Monday, June 29, 2009
Kelly Miller Mondays
This is the first Kelly Miller Monday. Kelly Miller was a journalist, writer, mathematician, dean of Howard's College of Arts and Sciences, co-editor of The Crisis.
And he laid down some common sense that, perhaps, our wingnut friends and the T-Pain crowd alike, should heed. Every Monday for the rest of the summer, Kelly's gonna lay down some knowledge. Pay attention, and derive what you can for 2009.
Letter to Thomas Dixon, Jr. 1902
To Thomas Dixon, Jr.
…[F] or Southern White men to berate the Negro for failing to gain [as of barely 40 years after slavery and the midst of Jim Crow and terror in the South, de facto segregation and neglect and abuse in the North] the highest rounds of distinction reaches the climax of cruel inconsistency. One is reminded of the barbarous Teutons in Titus Andronicus, who after cutting out the tongue and hacking off the hands of the lovely Lavinia, ghoulishly chided her for not calling for sweet water with which to wash her delicate hands…
(referencing Tom Watson) “The advance made by your race in America is the reflection of the white man’s civilization. Just that and nothing more. The Negro lives in the light of the white man’s civilization and reflects a part of that light.”

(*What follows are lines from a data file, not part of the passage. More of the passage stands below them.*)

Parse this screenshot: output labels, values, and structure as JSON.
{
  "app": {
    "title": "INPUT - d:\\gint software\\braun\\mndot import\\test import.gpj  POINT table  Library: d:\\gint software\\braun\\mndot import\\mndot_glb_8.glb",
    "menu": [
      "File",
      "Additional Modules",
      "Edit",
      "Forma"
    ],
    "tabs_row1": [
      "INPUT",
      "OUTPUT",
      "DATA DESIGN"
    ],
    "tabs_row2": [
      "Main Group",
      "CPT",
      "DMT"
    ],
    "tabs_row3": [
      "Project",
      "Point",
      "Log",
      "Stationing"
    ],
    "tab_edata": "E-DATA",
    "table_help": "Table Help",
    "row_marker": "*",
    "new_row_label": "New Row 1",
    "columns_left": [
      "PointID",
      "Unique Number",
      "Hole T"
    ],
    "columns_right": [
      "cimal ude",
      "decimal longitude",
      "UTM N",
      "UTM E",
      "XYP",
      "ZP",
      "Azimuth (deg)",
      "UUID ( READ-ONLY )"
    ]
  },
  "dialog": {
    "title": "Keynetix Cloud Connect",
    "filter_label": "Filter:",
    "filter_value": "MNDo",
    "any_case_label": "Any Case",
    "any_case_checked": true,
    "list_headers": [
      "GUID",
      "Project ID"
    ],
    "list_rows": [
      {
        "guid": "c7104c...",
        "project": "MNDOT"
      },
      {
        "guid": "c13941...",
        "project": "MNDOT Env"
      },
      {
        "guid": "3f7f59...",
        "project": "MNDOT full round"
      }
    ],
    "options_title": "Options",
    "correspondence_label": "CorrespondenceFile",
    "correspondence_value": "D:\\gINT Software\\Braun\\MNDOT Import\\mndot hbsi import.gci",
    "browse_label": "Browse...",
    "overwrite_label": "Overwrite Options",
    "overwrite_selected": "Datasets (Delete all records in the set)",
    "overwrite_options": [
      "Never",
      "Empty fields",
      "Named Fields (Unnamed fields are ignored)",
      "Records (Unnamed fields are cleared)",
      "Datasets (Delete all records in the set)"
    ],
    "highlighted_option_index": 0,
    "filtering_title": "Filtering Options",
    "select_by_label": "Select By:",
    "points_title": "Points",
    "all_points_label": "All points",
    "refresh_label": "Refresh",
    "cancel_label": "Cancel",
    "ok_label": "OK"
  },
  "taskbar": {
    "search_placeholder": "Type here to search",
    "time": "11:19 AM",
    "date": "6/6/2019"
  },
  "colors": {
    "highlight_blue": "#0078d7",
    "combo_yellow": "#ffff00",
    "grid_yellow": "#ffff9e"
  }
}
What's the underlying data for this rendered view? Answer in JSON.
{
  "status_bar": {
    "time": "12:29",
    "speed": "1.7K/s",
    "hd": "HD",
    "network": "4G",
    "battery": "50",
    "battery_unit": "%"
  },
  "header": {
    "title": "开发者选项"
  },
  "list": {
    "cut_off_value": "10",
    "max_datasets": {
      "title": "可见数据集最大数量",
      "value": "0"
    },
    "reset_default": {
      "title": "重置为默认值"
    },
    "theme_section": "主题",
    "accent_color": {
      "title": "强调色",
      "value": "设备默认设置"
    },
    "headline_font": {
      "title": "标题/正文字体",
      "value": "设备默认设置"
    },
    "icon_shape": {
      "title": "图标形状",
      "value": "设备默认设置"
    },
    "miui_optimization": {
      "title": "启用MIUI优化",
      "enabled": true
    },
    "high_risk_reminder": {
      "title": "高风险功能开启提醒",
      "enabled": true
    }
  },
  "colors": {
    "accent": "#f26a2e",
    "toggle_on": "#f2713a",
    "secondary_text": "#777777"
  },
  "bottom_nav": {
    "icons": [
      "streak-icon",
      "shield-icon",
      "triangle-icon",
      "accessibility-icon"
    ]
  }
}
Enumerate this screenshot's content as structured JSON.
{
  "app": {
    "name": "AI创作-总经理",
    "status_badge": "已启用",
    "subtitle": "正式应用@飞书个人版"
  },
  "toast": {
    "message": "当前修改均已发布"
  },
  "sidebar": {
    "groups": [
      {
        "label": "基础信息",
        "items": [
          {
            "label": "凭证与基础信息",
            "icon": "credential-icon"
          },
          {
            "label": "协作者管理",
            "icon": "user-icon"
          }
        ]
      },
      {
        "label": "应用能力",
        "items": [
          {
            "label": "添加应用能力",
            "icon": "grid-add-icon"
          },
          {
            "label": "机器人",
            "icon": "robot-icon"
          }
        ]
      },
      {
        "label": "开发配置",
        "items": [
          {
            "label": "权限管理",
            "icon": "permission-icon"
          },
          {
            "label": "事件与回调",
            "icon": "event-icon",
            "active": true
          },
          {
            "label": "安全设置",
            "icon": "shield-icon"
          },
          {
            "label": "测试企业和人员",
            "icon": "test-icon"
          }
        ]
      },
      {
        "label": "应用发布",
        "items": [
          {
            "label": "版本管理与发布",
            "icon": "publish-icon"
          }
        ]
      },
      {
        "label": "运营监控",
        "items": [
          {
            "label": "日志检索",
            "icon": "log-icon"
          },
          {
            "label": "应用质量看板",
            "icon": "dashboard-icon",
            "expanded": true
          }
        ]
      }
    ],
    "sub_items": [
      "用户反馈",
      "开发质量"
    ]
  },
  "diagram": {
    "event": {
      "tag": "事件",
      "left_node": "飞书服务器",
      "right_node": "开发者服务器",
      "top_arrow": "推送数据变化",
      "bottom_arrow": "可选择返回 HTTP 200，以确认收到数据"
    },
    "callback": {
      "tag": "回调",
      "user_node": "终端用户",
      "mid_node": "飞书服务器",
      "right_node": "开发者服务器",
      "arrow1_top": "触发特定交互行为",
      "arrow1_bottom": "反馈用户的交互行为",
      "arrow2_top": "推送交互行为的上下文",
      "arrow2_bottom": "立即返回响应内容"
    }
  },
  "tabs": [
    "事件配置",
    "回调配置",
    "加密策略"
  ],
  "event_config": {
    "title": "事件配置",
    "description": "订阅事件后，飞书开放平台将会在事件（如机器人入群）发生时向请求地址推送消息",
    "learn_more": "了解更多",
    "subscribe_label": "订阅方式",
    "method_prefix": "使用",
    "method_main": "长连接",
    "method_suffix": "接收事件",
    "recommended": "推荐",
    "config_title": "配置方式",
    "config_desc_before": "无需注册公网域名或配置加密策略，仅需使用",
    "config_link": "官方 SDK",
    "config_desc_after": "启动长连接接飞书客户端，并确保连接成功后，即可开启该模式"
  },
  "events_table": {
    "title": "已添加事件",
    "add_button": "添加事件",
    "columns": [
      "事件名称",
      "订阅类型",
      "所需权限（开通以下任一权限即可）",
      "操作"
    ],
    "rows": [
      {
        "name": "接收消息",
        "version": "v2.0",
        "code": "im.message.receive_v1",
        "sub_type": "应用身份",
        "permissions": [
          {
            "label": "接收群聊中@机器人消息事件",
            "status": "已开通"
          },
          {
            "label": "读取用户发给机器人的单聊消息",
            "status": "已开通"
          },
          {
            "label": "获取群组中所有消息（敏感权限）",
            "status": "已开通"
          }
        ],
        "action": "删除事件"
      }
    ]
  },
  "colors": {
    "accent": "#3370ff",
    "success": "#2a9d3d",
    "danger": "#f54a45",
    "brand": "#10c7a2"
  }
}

Here again we come across the threadbare argument of advocates of suppression and subordination of the Negro. The aptitude of any people for progress is tested by the readiness with which they absorb and assimilate the environment of which they form a part…Civilization is not a spontaneous generation with any race or nation known to history, but the torch is handed from race to race , and from age to age, and gains brilliancy as it goes. The progress made by the Negro has been natural and inevitable . Does Mr. Watson expect the American Negro to invent the alphabet before he learns to read? The Negro has advanced in exactly the same fashion that the white race advances, by taking advantage of all that has gone before. Other men have labored and we all have entered into their labors. The Japanese did not invent the battleship, modern artillery, or the modern manual of arms, but they use them pretty effectively [noting Japan’s burgeoning conflict with Tsarist Russia and it’s conquests in Korea]...